It is also a danger to the world because of the risk of a wider war.

The invasion must be stopped and Russia must withdraw.

At the same time, much of the coverage of this war focuses on the fact that it is happening in Europe, that it affects Europeans.

This brings to mind other wars and other crises – where Europeans bear some responsibility.

When Saudi Arabia began its air war in Yemen in March 2015, leading a coalition of Arab states which organised, armed, supplied and directed forces in the country, the kingdom only expected the war to last a few weeks. It continues today, nearly seven years later.

Medecins Sans Frontieres reported on 21 February that one of its medical teams in Abs general hospital in Abs had just received a 12-year-old girl and a 50-year-old woman, ‘both dead on arrival’, as well as 10 wounded civilians, ‘most of them women and children, including one pregnant woman’. The deaths and injuries had been caused by ‘bombing’; in other words, ‘airstrikes by the Saudi-led coalition’.

The war has escalated in the last few months.

Saudi Arabia’s war in Yemen has been fuelled by British weapons and training worth billions of pounds, and by crucial British diplomatic support. It has led to Yemen becoming the world’s worst humanitarian crisis.

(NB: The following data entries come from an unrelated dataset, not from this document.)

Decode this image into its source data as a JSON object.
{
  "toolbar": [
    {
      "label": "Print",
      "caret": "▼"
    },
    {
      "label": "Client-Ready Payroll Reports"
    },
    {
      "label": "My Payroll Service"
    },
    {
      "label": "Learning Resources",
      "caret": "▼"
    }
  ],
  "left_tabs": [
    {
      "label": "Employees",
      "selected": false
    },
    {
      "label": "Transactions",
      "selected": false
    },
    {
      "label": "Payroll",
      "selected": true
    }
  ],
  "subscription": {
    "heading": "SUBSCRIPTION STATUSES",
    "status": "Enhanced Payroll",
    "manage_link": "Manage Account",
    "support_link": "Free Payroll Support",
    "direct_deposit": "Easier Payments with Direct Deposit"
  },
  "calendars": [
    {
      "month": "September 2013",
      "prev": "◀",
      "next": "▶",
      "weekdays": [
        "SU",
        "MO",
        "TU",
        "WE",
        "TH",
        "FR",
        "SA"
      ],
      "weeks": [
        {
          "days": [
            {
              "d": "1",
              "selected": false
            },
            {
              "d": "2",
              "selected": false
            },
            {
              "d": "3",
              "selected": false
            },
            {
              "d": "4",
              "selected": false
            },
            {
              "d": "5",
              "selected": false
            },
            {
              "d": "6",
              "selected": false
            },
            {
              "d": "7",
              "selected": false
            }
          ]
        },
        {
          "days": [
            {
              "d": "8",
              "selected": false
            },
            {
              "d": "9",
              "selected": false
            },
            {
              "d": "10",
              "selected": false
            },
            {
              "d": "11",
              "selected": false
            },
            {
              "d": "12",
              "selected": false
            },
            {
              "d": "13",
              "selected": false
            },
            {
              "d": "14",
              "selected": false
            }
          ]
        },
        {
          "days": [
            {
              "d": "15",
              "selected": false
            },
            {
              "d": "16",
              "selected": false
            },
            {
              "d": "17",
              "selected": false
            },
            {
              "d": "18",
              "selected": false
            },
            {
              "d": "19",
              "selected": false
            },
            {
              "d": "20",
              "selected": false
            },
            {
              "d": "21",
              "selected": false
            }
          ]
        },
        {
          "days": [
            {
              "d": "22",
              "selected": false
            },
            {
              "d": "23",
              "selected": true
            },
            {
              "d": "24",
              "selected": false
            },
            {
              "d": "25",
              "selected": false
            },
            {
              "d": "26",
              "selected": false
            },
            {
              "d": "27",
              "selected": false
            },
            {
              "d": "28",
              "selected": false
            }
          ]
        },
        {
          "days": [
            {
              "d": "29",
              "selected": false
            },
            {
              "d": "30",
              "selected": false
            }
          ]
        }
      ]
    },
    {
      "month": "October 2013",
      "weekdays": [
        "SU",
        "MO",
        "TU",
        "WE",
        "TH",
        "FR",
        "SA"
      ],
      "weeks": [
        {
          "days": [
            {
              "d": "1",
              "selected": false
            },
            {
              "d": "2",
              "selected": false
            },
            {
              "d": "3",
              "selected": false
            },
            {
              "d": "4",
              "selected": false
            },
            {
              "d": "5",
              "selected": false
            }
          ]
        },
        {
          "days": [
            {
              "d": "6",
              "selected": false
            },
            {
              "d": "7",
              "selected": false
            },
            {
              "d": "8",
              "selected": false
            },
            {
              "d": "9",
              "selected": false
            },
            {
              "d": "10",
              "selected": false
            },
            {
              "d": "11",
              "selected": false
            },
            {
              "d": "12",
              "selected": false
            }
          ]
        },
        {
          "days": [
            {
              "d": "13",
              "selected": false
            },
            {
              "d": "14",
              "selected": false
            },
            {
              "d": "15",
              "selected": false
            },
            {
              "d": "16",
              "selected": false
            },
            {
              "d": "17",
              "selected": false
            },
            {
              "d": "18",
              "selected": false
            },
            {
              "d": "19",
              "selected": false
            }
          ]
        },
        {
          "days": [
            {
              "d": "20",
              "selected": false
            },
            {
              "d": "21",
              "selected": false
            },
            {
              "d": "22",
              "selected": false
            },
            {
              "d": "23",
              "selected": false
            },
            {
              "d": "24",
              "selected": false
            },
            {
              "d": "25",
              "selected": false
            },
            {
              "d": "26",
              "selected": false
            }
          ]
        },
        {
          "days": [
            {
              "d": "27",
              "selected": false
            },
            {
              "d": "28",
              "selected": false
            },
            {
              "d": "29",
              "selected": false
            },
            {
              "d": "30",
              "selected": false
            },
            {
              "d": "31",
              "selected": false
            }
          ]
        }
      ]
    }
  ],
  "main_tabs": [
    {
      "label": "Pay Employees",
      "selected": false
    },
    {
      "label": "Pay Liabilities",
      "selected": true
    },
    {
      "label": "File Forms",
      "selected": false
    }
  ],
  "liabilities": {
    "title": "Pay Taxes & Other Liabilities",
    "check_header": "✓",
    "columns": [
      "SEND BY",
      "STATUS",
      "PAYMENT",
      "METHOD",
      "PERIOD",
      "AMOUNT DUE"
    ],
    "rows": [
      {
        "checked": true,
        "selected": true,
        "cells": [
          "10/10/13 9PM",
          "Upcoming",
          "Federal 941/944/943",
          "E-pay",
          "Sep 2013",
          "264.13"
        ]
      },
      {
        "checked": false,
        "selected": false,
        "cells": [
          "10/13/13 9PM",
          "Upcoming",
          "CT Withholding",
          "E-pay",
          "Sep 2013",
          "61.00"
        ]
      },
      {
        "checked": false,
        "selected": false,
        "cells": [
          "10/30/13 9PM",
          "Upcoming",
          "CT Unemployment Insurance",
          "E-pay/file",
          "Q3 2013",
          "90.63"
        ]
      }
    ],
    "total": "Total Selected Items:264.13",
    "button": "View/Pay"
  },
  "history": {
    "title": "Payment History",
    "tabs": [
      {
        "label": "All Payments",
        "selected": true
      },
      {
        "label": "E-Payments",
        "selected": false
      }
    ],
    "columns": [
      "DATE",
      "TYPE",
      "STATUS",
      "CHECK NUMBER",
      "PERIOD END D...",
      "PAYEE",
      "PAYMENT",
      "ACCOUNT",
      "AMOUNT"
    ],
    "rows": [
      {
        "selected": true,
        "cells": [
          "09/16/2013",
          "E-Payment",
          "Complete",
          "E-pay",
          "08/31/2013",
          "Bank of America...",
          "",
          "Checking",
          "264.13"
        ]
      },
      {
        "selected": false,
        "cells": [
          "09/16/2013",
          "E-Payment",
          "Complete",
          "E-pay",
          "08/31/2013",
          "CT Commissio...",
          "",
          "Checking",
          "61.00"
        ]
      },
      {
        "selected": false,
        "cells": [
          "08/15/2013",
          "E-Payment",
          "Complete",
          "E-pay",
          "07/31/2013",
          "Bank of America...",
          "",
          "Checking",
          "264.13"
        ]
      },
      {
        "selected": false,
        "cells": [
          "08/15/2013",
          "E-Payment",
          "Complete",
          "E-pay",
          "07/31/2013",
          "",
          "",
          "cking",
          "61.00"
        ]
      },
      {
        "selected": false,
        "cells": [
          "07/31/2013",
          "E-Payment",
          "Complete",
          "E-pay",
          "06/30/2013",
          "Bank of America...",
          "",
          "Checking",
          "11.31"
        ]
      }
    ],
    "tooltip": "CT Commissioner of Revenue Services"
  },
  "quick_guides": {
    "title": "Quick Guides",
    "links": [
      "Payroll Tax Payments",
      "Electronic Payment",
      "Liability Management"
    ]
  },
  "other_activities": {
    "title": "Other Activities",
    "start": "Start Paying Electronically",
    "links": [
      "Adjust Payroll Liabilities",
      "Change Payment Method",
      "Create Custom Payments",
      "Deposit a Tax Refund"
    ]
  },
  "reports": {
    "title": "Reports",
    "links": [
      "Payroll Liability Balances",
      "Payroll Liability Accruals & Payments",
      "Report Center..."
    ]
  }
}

When Saudi Arabia invaded Yemen, there was no storm of protest. There was no talk of sanctions against the kingdom.

It is absolutely right to protest against the latest Russian invasion of Ukraine, and it’s absolutely right to impose sanctions on Russia for its crimes in Ukraine.

However, these actions will only have moral force, if carried out by British people or by the British state, if we apply the same standards and the same punishment to the Saudi invasion of Yemen – where we bear a lot of the responsibility for the suffering.

Topics: Russia, Ukraine, NATO